MATERIAL PROVIDED:
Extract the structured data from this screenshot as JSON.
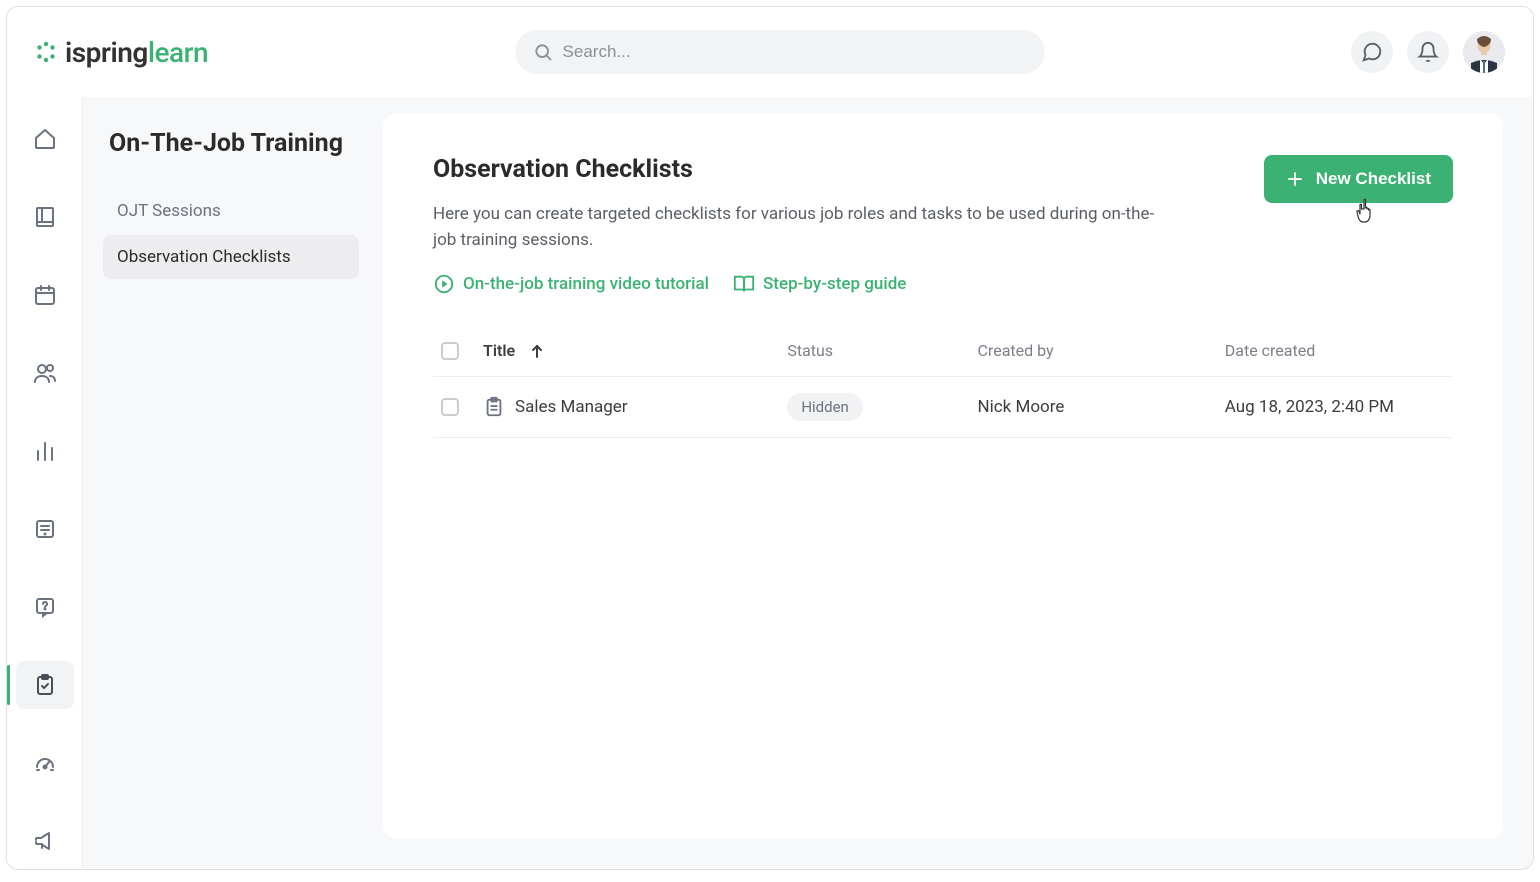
{
  "header": {
    "logo_ispring": "ispring",
    "logo_learn": "learn",
    "search_placeholder": "Search..."
  },
  "sidebar": {
    "title": "On-The-Job Training",
    "items": [
      {
        "label": "OJT Sessions"
      },
      {
        "label": "Observation Checklists"
      }
    ]
  },
  "main": {
    "heading": "Observation Checklists",
    "description": "Here you can create targeted checklists for various job roles and tasks to be used during on-the-job training sessions.",
    "new_button": "New Checklist",
    "link_video": "On-the-job training video tutorial",
    "link_guide": "Step-by-step guide",
    "columns": {
      "title": "Title",
      "status": "Status",
      "created_by": "Created by",
      "date_created": "Date created"
    },
    "rows": [
      {
        "title": "Sales Manager",
        "status": "Hidden",
        "created_by": "Nick Moore",
        "date_created": "Aug 18, 2023, 2:40 PM"
      }
    ]
  },
  "nav_icons": [
    "home",
    "library",
    "calendar",
    "users",
    "analytics",
    "news",
    "help",
    "checklist",
    "performance",
    "announcements"
  ],
  "colors": {
    "accent": "#3bb273"
  }
}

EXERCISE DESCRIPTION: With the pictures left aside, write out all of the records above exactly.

TASK RESPONSE:
Extract the structured data from this screenshot as JSON.
{
  "header": {
    "logo_ispring": "ispring",
    "logo_learn": "learn",
    "search_placeholder": "Search..."
  },
  "sidebar": {
    "title": "On-The-Job Training",
    "items": [
      {
        "label": "OJT Sessions"
      },
      {
        "label": "Observation Checklists"
      }
    ]
  },
  "main": {
    "heading": "Observation Checklists",
    "description": "Here you can create targeted checklists for various job roles and tasks to be used during on-the-job training sessions.",
    "new_button": "New Checklist",
    "link_video": "On-the-job training video tutorial",
    "link_guide": "Step-by-step guide",
    "columns": {
      "title": "Title",
      "status": "Status",
      "created_by": "Created by",
      "date_created": "Date created"
    },
    "rows": [
      {
        "title": "Sales Manager",
        "status": "Hidden",
        "created_by": "Nick Moore",
        "date_created": "Aug 18, 2023, 2:40 PM"
      }
    ]
  },
  "nav_icons": [
    "home",
    "library",
    "calendar",
    "users",
    "analytics",
    "news",
    "help",
    "checklist",
    "performance",
    "announcements"
  ],
  "colors": {
    "accent": "#3bb273"
  }
}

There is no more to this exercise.